A Tipsy o’ the hat to St. Pat, by Bill Quill

Leprechaun & green beerBEER … ARE U OK? LOOKIN’ SORTA GREEN…

Top O’ the Season tae ya … That day o’ lushness be settlin’ upon us. Dinnae hafta tell ye to remember to designate yer driver, take a lucky cab … waltz … better yet, jig!  Just keep your hands off the wheel, if you’ve had too many pots o’ gold.

… Or pots of green! The tradition of green beer drinking on St. Patrick’s day has become exactly that, a tradition, after hanging on as a dare, and a fad for —can you believe it— 102 years, by a number of reports.

Always look at your foremost expert, I contend, so I looked into the matter of green beer a wee bit, and I’m happy to share.

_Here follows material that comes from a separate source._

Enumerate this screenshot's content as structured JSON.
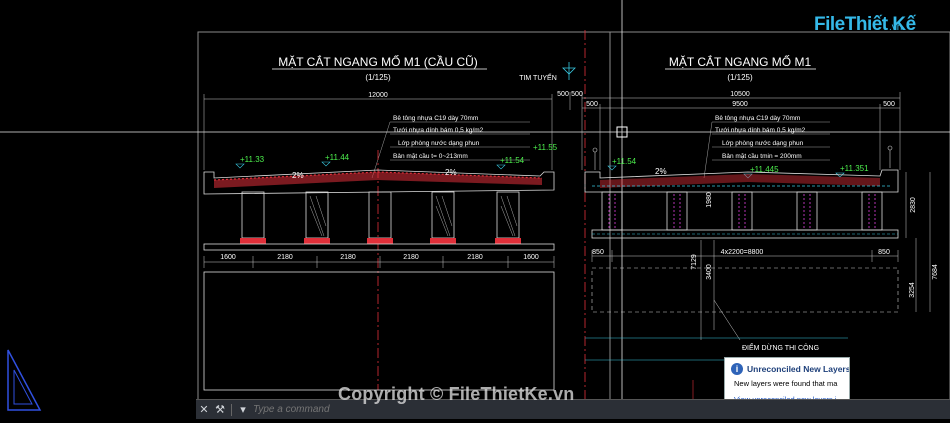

Green Beer referenceAccording to The Smithstonian (where my old lady keeps her engagement ring, the Blarney Stone) a hundred years ago, the hue —Original Green, as I prefer to call my green beer’s appearance— came from “iron-based laundry whitener referred to as ‘wash blue.’” There’s a band name for you, The Wash Blues, or Wash Blue!

Moreover, it was “a little poisonous”. Legend purports the inception of sed bizarre concoction had itself in New York in 1904 —at the time, strictly American.

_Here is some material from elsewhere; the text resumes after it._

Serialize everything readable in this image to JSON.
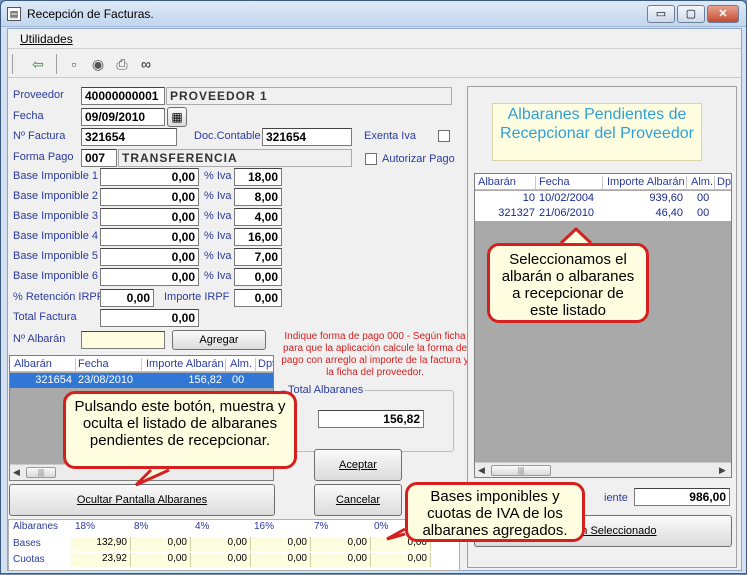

Here’s yer LOL: the Toastmaster, at the Bronx social club on St. Paddy’s Day was a coroner! Dr. Thomas Hayes Curtin…! O’Kaaaayyyy…

Green beer became an oft seen, over the next fifty years. Celebrants are clocking in around 4.2 billion beer, one swig at a time, on a USA St. Patrick’s Day. In Canada? God knows, we’ve probably lost count.

“National Geographic” reports that Patrick, our man o’ the Day, was from a British, somewhat noble family, was kidnapped at 16, and sent to live as a sheepherding slave in the mountains of Ireland for seven years. How convertable did that make him …? But, either way, he converted famously to Christianity, when he heard a voice in a dream saying “escape!”  So he did, back to Britain. Whatta you know, the voice pipes up again sending him back to Ireland to convert the Irish, where he was beaten “constantly.” He was harassed —by Royalty, no less— then actually forgotten, after his death, on March 17, 461 A.D.!

Apparently, he used shamrocks to explain the Trinity, but likely, it was closer to teaching peasants to count to three —ask an old cynic, I guess.

Meanwhile, in his honour, if you enjoy some green grass with your green beer, and if you enjoy the Blues —which in St. Patrick’s Day celebrations of yore appear to be the Greens— always accept three cigarette papers, when you’ve asked for four.

It’s bound to bring ye some LUCKAs the soothsayer told a condemned Caesar, “Beware the Pie-Eyeds of March!”

Cheers! -by Bill Quill